*The input*
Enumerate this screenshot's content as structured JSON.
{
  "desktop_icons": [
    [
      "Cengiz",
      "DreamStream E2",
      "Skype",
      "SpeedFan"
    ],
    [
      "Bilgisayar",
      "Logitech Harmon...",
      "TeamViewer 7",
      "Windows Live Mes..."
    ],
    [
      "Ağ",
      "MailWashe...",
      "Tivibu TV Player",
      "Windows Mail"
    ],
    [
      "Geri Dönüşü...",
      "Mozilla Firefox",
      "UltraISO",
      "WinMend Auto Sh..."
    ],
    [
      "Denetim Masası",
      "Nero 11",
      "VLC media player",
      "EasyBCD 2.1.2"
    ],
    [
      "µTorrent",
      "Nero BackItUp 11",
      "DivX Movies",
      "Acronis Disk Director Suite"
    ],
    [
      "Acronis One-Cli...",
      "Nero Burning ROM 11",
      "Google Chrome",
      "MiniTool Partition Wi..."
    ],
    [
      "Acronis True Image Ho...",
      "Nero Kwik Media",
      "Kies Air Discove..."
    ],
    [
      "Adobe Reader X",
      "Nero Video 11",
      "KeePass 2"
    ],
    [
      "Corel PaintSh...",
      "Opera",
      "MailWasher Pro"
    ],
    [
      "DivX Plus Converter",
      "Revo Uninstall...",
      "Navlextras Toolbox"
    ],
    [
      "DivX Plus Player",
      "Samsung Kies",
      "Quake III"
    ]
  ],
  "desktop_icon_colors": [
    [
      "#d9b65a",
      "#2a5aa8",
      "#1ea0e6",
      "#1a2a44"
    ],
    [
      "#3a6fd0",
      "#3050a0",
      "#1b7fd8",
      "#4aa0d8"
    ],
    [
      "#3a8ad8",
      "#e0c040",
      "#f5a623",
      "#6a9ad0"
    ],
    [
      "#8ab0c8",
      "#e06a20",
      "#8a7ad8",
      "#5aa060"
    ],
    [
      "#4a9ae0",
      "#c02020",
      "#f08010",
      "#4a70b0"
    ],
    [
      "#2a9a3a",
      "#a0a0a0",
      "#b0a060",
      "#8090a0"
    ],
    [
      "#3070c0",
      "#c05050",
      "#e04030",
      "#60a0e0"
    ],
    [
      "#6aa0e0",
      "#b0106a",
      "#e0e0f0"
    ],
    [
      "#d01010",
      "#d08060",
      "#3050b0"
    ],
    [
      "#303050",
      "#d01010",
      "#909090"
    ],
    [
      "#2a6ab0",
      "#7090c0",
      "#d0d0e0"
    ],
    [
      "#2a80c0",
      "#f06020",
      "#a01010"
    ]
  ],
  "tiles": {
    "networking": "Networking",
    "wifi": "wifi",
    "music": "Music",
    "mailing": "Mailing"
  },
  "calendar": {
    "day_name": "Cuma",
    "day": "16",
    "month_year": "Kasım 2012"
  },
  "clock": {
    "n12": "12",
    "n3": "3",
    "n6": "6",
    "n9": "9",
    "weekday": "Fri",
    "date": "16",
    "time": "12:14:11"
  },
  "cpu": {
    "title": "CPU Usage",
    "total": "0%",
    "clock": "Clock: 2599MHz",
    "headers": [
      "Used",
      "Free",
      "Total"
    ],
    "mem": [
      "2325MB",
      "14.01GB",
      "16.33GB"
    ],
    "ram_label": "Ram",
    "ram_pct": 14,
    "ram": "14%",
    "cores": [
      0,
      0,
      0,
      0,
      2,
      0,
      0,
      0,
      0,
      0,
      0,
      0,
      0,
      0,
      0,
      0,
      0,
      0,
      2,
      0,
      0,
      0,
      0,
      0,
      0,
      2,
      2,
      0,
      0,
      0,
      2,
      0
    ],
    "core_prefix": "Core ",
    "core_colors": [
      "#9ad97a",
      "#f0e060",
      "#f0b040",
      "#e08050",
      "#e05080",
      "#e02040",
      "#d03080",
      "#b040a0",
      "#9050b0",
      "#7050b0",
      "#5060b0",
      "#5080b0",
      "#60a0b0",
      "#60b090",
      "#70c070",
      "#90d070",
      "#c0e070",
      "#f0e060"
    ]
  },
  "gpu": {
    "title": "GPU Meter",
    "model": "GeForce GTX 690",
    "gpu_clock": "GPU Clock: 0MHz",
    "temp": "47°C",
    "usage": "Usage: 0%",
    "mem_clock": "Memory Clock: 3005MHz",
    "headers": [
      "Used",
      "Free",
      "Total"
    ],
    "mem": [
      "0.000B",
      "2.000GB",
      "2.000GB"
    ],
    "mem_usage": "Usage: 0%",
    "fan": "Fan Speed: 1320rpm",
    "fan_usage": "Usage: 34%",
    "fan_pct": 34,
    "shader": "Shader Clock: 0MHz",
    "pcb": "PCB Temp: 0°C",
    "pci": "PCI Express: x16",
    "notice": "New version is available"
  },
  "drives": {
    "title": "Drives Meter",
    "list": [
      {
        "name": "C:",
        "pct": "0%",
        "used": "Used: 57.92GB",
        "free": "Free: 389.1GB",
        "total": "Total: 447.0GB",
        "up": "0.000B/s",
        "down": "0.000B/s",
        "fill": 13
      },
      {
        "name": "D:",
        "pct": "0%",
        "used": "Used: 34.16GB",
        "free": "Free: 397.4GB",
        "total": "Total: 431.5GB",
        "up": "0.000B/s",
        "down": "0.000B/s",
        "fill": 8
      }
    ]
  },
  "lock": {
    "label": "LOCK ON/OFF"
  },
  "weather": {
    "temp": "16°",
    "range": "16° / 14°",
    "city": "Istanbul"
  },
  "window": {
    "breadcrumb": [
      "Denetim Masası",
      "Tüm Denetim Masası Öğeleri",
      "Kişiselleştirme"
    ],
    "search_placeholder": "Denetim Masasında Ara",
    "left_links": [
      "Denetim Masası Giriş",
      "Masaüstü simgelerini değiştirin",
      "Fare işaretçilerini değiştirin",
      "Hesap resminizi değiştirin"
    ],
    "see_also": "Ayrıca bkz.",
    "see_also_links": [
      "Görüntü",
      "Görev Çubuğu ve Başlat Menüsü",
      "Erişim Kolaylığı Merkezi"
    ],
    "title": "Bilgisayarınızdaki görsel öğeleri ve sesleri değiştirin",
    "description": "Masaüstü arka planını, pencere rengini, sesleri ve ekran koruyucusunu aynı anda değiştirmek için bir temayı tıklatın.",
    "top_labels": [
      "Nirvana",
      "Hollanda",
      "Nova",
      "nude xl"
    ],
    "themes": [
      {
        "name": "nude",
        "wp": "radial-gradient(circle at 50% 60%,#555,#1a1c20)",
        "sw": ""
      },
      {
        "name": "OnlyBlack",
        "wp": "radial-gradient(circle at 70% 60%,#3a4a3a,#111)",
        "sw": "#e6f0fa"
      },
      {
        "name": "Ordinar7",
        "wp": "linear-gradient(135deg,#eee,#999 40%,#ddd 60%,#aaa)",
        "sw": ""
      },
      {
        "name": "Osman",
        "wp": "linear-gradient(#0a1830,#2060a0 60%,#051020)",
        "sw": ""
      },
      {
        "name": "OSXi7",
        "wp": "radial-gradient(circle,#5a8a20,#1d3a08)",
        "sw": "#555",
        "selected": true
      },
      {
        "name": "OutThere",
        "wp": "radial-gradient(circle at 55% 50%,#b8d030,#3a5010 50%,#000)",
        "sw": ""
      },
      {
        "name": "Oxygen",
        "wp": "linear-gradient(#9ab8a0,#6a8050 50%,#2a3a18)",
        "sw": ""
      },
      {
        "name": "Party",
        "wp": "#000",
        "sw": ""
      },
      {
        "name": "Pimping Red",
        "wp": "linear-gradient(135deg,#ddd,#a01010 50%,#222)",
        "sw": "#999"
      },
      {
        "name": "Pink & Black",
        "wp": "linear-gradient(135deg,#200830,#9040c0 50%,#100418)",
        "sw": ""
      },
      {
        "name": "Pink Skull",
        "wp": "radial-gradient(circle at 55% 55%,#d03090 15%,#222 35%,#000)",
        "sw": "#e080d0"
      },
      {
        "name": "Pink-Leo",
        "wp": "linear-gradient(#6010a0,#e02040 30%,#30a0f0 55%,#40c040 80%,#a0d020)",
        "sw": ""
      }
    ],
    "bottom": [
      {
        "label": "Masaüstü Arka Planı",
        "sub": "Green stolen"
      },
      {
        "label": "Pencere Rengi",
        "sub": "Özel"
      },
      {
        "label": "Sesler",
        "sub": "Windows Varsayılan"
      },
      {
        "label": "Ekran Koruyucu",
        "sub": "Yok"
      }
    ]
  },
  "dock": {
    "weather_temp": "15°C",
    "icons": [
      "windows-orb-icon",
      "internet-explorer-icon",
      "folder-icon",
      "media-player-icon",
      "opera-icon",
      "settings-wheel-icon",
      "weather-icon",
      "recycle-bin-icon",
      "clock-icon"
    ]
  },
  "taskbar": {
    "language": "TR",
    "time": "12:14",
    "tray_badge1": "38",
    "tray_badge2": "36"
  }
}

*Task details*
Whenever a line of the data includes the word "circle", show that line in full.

*Response to the exercise*
        "wp": "radial-gradient(circle at 50% 60%,#555,#1a1c20)",
        "wp": "radial-gradient(circle at 70% 60%,#3a4a3a,#111)",
        "wp": "radial-gradient(circle,#5a8a20,#1d3a08)",
        "wp": "radial-gradient(circle at 55% 50%,#b8d030,#3a5010 50%,#000)",
        "wp": "radial-gradient(circle at 55% 55%,#d03090 15%,#222 35%,#000)",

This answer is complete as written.